In The Silver Sword by Ian Serraillier, Edek is separated from his sisters, Ruth and Bronia, when he is captured by the Germans. A while later, the girls find a ragged boy in the street and bring him to live and travel with him as they seek their brother and try to make their way to Switzerland and look for their parents.
When the three young people get to the transit camp at Posen where Edek is supposed to be, they discover that he has run away that very morning. During mealtime, a brawl breaks out, and Ruth, in the midst of the chaos, reaches out and grabs someone's hand. When she can finally get up, she looks over to see whom she is holding onto and finds her brother, Edek.
Unfortunately, Edek is suffering from tuberculosis, yet he is determined to continue the journey with Ruth, Bronia, and Jan to find their parents. Ruth worries that Jan is not "entirely at ease with Edek." In many ways, Jan has taken over the role that Edek once filled in his sisters' lives. Jan is the protector and the provider as Edek once was, and Ruth worries that there "might be trouble" if Jan resents Edek's presence. Jan has, Ruth realizes, a "jealous nature" and will not want Edek to "usurp" his position.

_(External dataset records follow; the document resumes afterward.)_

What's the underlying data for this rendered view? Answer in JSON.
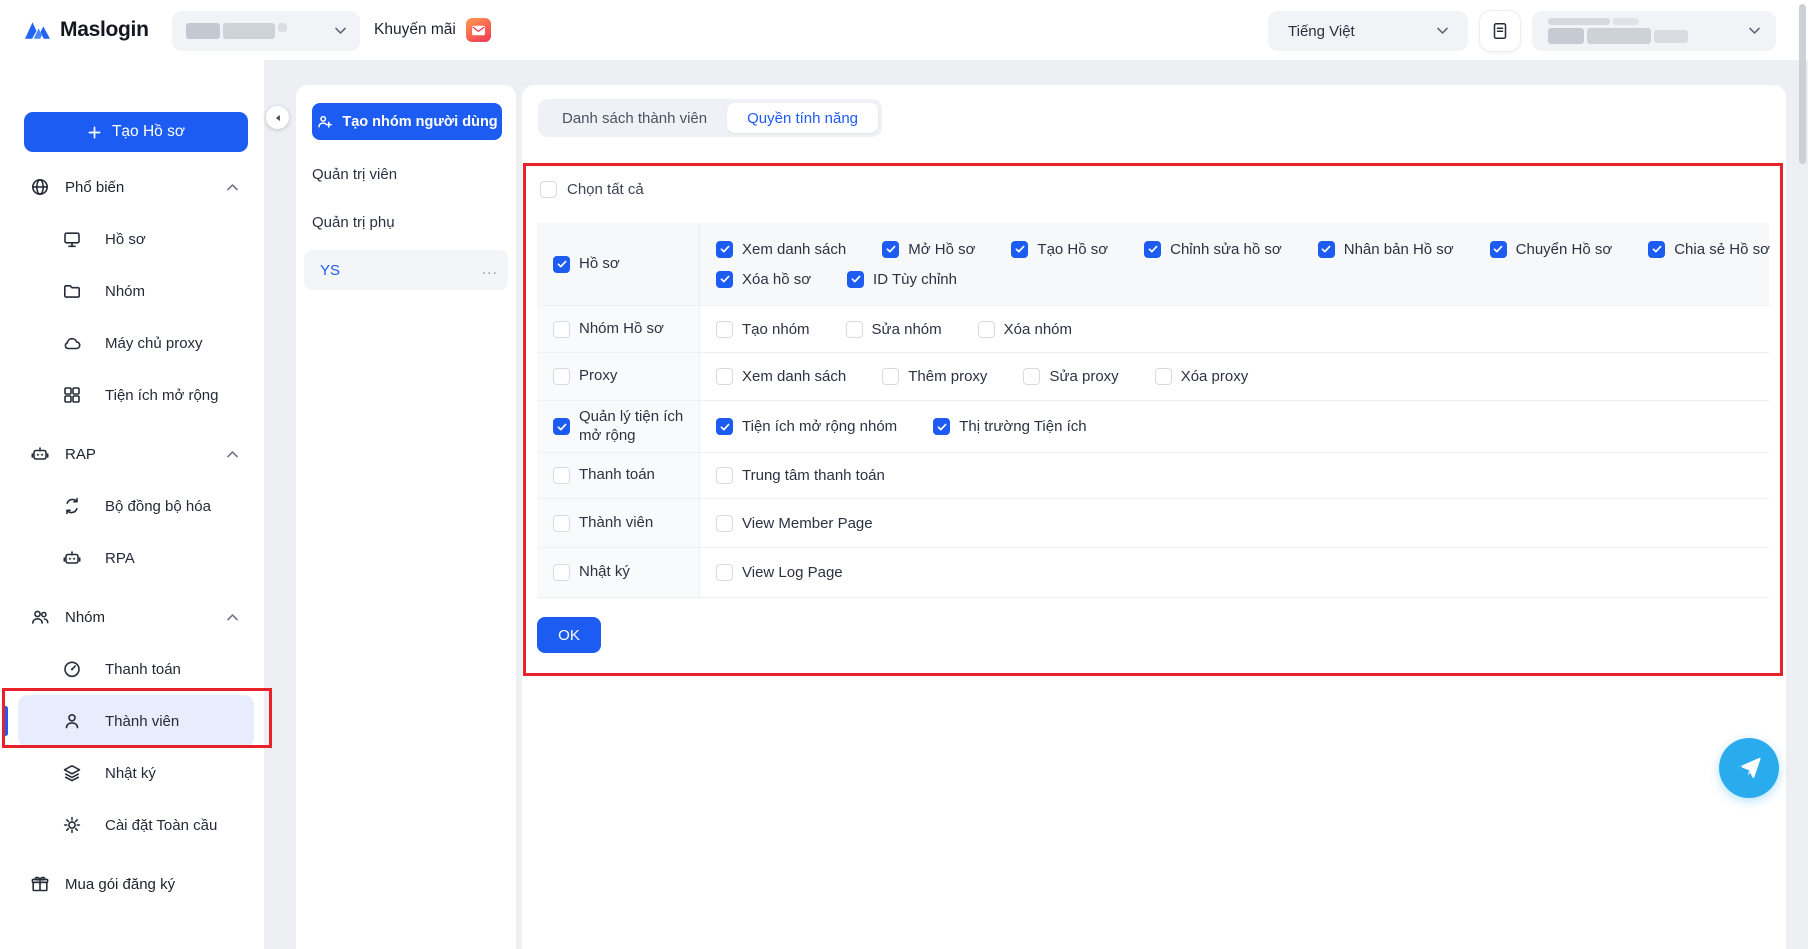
{
  "colors": {
    "primary": "#1d5cf2",
    "annotation_red": "#e8222a",
    "telegram_blue": "#2aabee",
    "promo_gradient_start": "#ff9a4d",
    "promo_gradient_end": "#f23557"
  },
  "header": {
    "brand": "Maslogin",
    "promo_label": "Khuyến mãi",
    "language_value": "Tiếng Việt"
  },
  "sidebar": {
    "create_button_label": "Tạo Hồ sơ",
    "sections": [
      {
        "label": "Phổ biến",
        "items": [
          {
            "label": "Hồ sơ"
          },
          {
            "label": "Nhóm"
          },
          {
            "label": "Máy chủ proxy"
          },
          {
            "label": "Tiện ích mở rộng"
          }
        ]
      },
      {
        "label": "RAP",
        "items": [
          {
            "label": "Bộ đồng bộ hóa"
          },
          {
            "label": "RPA"
          }
        ]
      },
      {
        "label": "Nhóm",
        "items": [
          {
            "label": "Thanh toán"
          },
          {
            "label": "Thành viên",
            "active": true
          },
          {
            "label": "Nhật ký"
          },
          {
            "label": "Cài đặt Toàn cầu"
          }
        ]
      }
    ],
    "footer_item": {
      "label": "Mua gói đăng ký"
    }
  },
  "groups_panel": {
    "create_group_button": "Tạo nhóm người dùng",
    "items": [
      {
        "label": "Quản trị viên"
      },
      {
        "label": "Quản trị phụ"
      },
      {
        "label": "YS",
        "selected": true,
        "menu": "..."
      }
    ]
  },
  "main": {
    "tabs": [
      {
        "label": "Danh sách thành viên"
      },
      {
        "label": "Quyền tính năng",
        "active": true
      }
    ],
    "select_all": {
      "label": "Chọn tất cả",
      "checked": false
    },
    "rows": [
      {
        "label": "Hồ sơ",
        "checked": true,
        "perms": [
          {
            "label": "Xem danh sách",
            "checked": true
          },
          {
            "label": "Mở Hồ sơ",
            "checked": true
          },
          {
            "label": "Tạo Hồ sơ",
            "checked": true
          },
          {
            "label": "Chỉnh sửa hồ sơ",
            "checked": true
          },
          {
            "label": "Nhân bản Hồ sơ",
            "checked": true
          },
          {
            "label": "Chuyển Hồ sơ",
            "checked": true
          },
          {
            "label": "Chia sẻ Hồ sơ",
            "checked": true
          },
          {
            "label": "Xóa hồ sơ",
            "checked": true
          },
          {
            "label": "ID Tùy chỉnh",
            "checked": true
          }
        ]
      },
      {
        "label": "Nhóm Hồ sơ",
        "checked": false,
        "perms": [
          {
            "label": "Tạo nhóm",
            "checked": false
          },
          {
            "label": "Sửa nhóm",
            "checked": false
          },
          {
            "label": "Xóa nhóm",
            "checked": false
          }
        ]
      },
      {
        "label": "Proxy",
        "checked": false,
        "perms": [
          {
            "label": "Xem danh sách",
            "checked": false
          },
          {
            "label": "Thêm proxy",
            "checked": false
          },
          {
            "label": "Sửa proxy",
            "checked": false
          },
          {
            "label": "Xóa proxy",
            "checked": false
          }
        ]
      },
      {
        "label": "Quản lý tiện ích mở rộng",
        "checked": true,
        "perms": [
          {
            "label": "Tiện ích mở rộng nhóm",
            "checked": true
          },
          {
            "label": "Thị trường Tiện ích",
            "checked": true
          }
        ]
      },
      {
        "label": "Thanh toán",
        "checked": false,
        "perms": [
          {
            "label": "Trung tâm thanh toán",
            "checked": false
          }
        ]
      },
      {
        "label": "Thành viên",
        "checked": false,
        "perms": [
          {
            "label": "View Member Page",
            "checked": false
          }
        ]
      },
      {
        "label": "Nhật ký",
        "checked": false,
        "perms": [
          {
            "label": "View Log Page",
            "checked": false
          }
        ]
      }
    ],
    "ok_button": "OK"
  }
}
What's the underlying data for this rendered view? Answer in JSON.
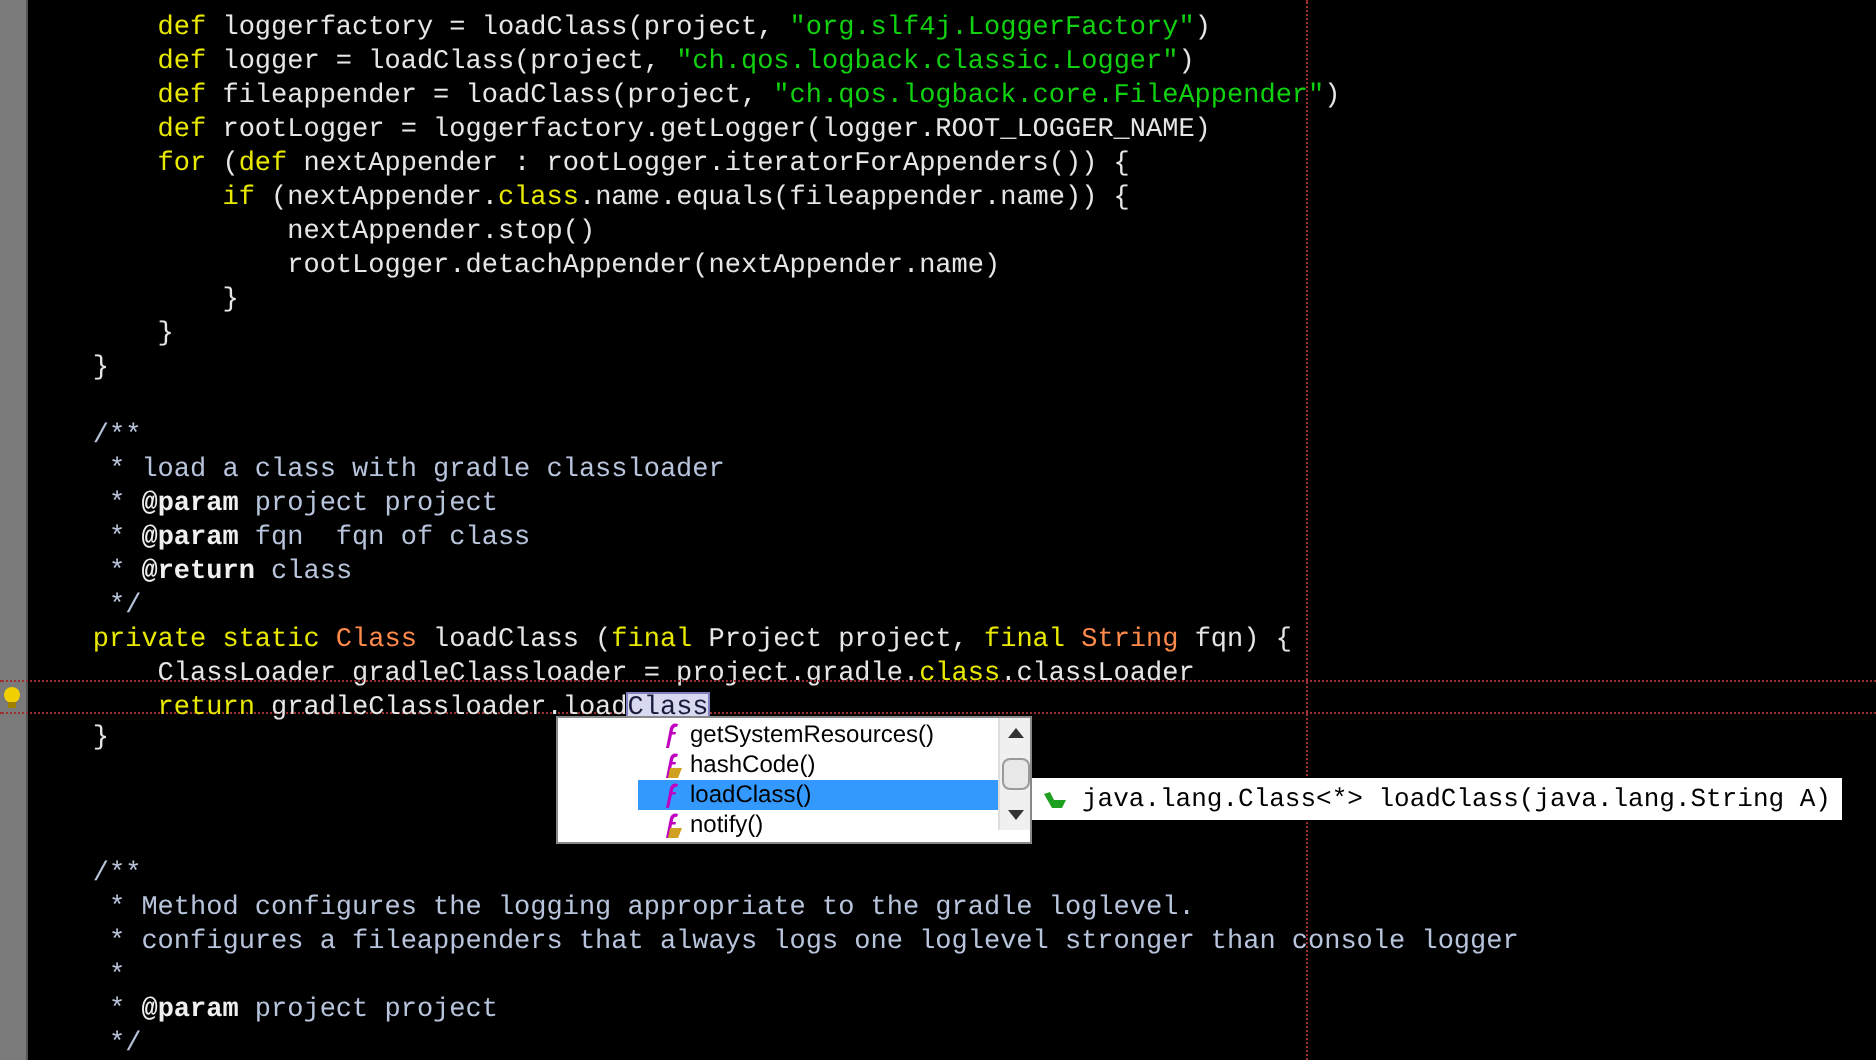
{
  "editor": {
    "lines": [
      {
        "kind": "code",
        "current": false,
        "segments": [
          {
            "kind": "keyword",
            "text": "        def"
          },
          {
            "kind": "plain",
            "text": " loggerfactory = loadClass(project, "
          },
          {
            "kind": "string",
            "text": "\"org.slf4j.LoggerFactory\""
          },
          {
            "kind": "plain",
            "text": ")"
          }
        ]
      },
      {
        "kind": "code",
        "current": false,
        "segments": [
          {
            "kind": "keyword",
            "text": "        def"
          },
          {
            "kind": "plain",
            "text": " logger = loadClass(project, "
          },
          {
            "kind": "string",
            "text": "\"ch.qos.logback.classic.Logger\""
          },
          {
            "kind": "plain",
            "text": ")"
          }
        ]
      },
      {
        "kind": "code",
        "current": false,
        "segments": [
          {
            "kind": "keyword",
            "text": "        def"
          },
          {
            "kind": "plain",
            "text": " fileappender = loadClass(project, "
          },
          {
            "kind": "string",
            "text": "\"ch.qos.logback.core.FileAppender\""
          },
          {
            "kind": "plain",
            "text": ")"
          }
        ]
      },
      {
        "kind": "code",
        "current": false,
        "segments": [
          {
            "kind": "keyword",
            "text": "        def"
          },
          {
            "kind": "plain",
            "text": " rootLogger = loggerfactory.getLogger(logger.ROOT_LOGGER_NAME)"
          }
        ]
      },
      {
        "kind": "code",
        "current": false,
        "segments": [
          {
            "kind": "keyword",
            "text": "        for"
          },
          {
            "kind": "plain",
            "text": " ("
          },
          {
            "kind": "keyword",
            "text": "def"
          },
          {
            "kind": "plain",
            "text": " nextAppender : rootLogger.iteratorForAppenders()) {"
          }
        ]
      },
      {
        "kind": "code",
        "current": false,
        "segments": [
          {
            "kind": "keyword",
            "text": "            if"
          },
          {
            "kind": "plain",
            "text": " (nextAppender."
          },
          {
            "kind": "keyword",
            "text": "class"
          },
          {
            "kind": "plain",
            "text": ".name.equals(fileappender.name)) {"
          }
        ]
      },
      {
        "kind": "code",
        "current": false,
        "segments": [
          {
            "kind": "plain",
            "text": "                nextAppender.stop()"
          }
        ]
      },
      {
        "kind": "code",
        "current": false,
        "segments": [
          {
            "kind": "plain",
            "text": "                rootLogger.detachAppender(nextAppender.name)"
          }
        ]
      },
      {
        "kind": "code",
        "current": false,
        "segments": [
          {
            "kind": "plain",
            "text": "            }"
          }
        ]
      },
      {
        "kind": "code",
        "current": false,
        "segments": [
          {
            "kind": "plain",
            "text": "        }"
          }
        ]
      },
      {
        "kind": "code",
        "current": false,
        "segments": [
          {
            "kind": "plain",
            "text": "    }"
          }
        ]
      },
      {
        "kind": "blank"
      },
      {
        "kind": "code",
        "current": false,
        "segments": [
          {
            "kind": "comment",
            "text": "    /**"
          }
        ]
      },
      {
        "kind": "code",
        "current": false,
        "segments": [
          {
            "kind": "comment",
            "text": "     * load a class with gradle classloader"
          }
        ]
      },
      {
        "kind": "code",
        "current": false,
        "segments": [
          {
            "kind": "comment",
            "text": "     * "
          },
          {
            "kind": "doctag",
            "text": "@param"
          },
          {
            "kind": "comment",
            "text": " project project"
          }
        ]
      },
      {
        "kind": "code",
        "current": false,
        "segments": [
          {
            "kind": "comment",
            "text": "     * "
          },
          {
            "kind": "doctag",
            "text": "@param"
          },
          {
            "kind": "comment",
            "text": " fqn  fqn of class"
          }
        ]
      },
      {
        "kind": "code",
        "current": false,
        "segments": [
          {
            "kind": "comment",
            "text": "     * "
          },
          {
            "kind": "doctag",
            "text": "@return"
          },
          {
            "kind": "comment",
            "text": " class"
          }
        ]
      },
      {
        "kind": "code",
        "current": false,
        "segments": [
          {
            "kind": "comment",
            "text": "     */"
          }
        ]
      },
      {
        "kind": "code",
        "current": false,
        "segments": [
          {
            "kind": "keyword",
            "text": "    private static"
          },
          {
            "kind": "type",
            "text": " Class"
          },
          {
            "kind": "plain",
            "text": " loadClass ("
          },
          {
            "kind": "keyword",
            "text": "final"
          },
          {
            "kind": "plain",
            "text": " Project project, "
          },
          {
            "kind": "keyword",
            "text": "final"
          },
          {
            "kind": "type",
            "text": " String"
          },
          {
            "kind": "plain",
            "text": " fqn) {"
          }
        ]
      },
      {
        "kind": "code",
        "current": false,
        "segments": [
          {
            "kind": "plain",
            "text": "        ClassLoader gradleClassloader = project.gradle."
          },
          {
            "kind": "keyword",
            "text": "class"
          },
          {
            "kind": "plain",
            "text": ".classLoader"
          }
        ]
      },
      {
        "kind": "code",
        "current": true,
        "segments": [
          {
            "kind": "keyword",
            "text": "        return"
          },
          {
            "kind": "plain",
            "text": " gradleClassloader.load"
          },
          {
            "kind": "selected",
            "text": "Class"
          }
        ]
      },
      {
        "kind": "code",
        "current": false,
        "segments": [
          {
            "kind": "plain",
            "text": "    }"
          }
        ]
      },
      {
        "kind": "blank"
      },
      {
        "kind": "blank"
      },
      {
        "kind": "blank"
      },
      {
        "kind": "code",
        "current": false,
        "segments": [
          {
            "kind": "comment",
            "text": "    /**"
          }
        ]
      },
      {
        "kind": "code",
        "current": false,
        "segments": [
          {
            "kind": "comment",
            "text": "     * Method configures the logging appropriate to the gradle loglevel."
          }
        ]
      },
      {
        "kind": "code",
        "current": false,
        "segments": [
          {
            "kind": "comment",
            "text": "     * configures a fileappenders that always logs one loglevel stronger than console logger"
          }
        ]
      },
      {
        "kind": "code",
        "current": false,
        "segments": [
          {
            "kind": "comment",
            "text": "     *"
          }
        ]
      },
      {
        "kind": "code",
        "current": false,
        "segments": [
          {
            "kind": "comment",
            "text": "     * "
          },
          {
            "kind": "doctag",
            "text": "@param"
          },
          {
            "kind": "comment",
            "text": " project project"
          }
        ]
      },
      {
        "kind": "code",
        "current": false,
        "segments": [
          {
            "kind": "comment",
            "text": "     */"
          }
        ]
      }
    ]
  },
  "completion": {
    "items": [
      {
        "label": "getSystemResources()",
        "kind": "method",
        "selected": false
      },
      {
        "label": "hashCode()",
        "kind": "inherited",
        "selected": false
      },
      {
        "label": "loadClass()",
        "kind": "method",
        "selected": true
      },
      {
        "label": "notify()",
        "kind": "inherited",
        "selected": false
      }
    ]
  },
  "tooltip": {
    "text": "java.lang.Class<*> loadClass(java.lang.String A)"
  }
}
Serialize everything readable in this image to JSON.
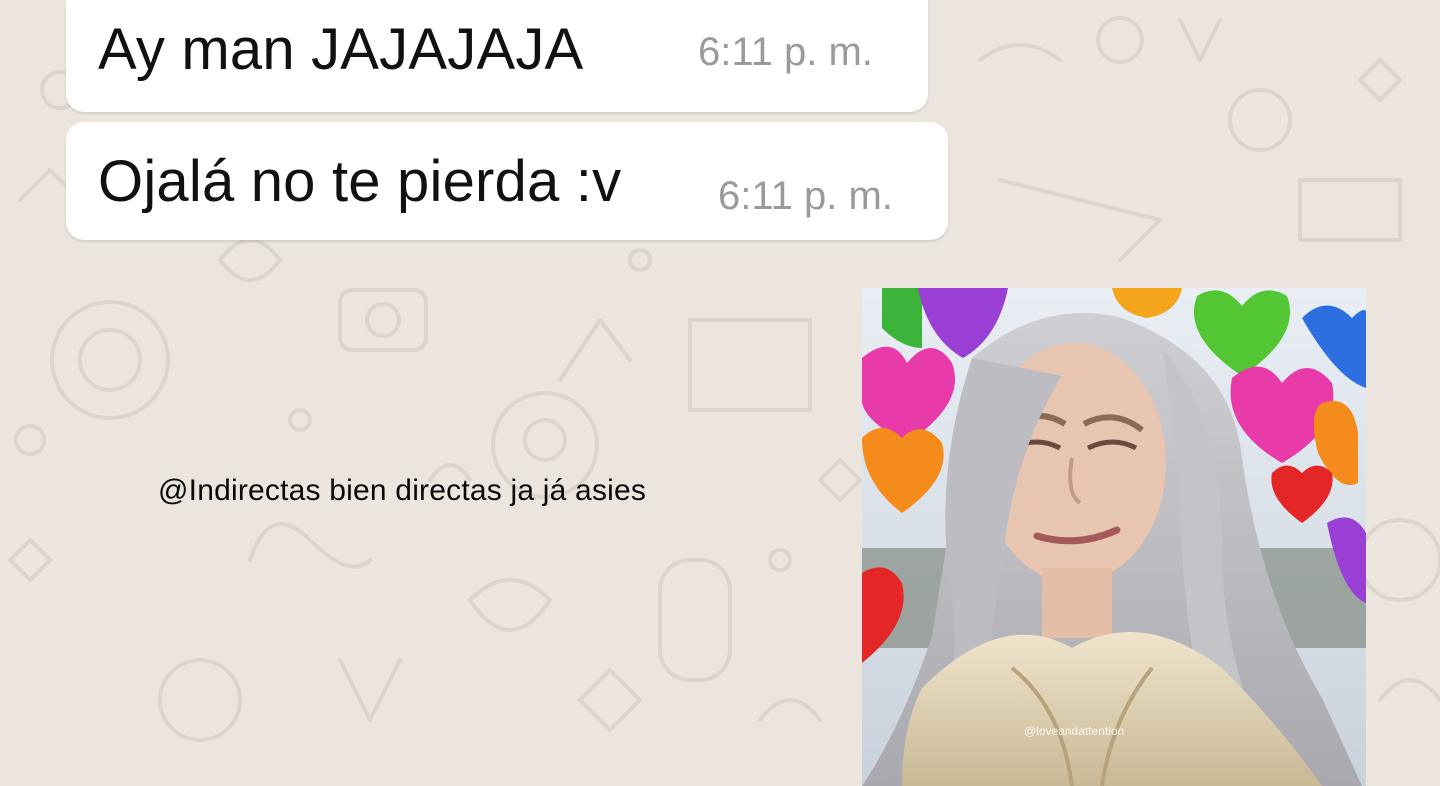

Indeed, Jan does show some contempt for Edek. He laughs "scornfully" at Edek's story of escape and challenges the truth of it. The boys nearly fight, but Edek stands his ground and sticks to his near-miraculous story. The more Jan listens, however, the more impressed he is by Edek's resourcefulness and courage. The boys come to a truce and begin a lasting friendship.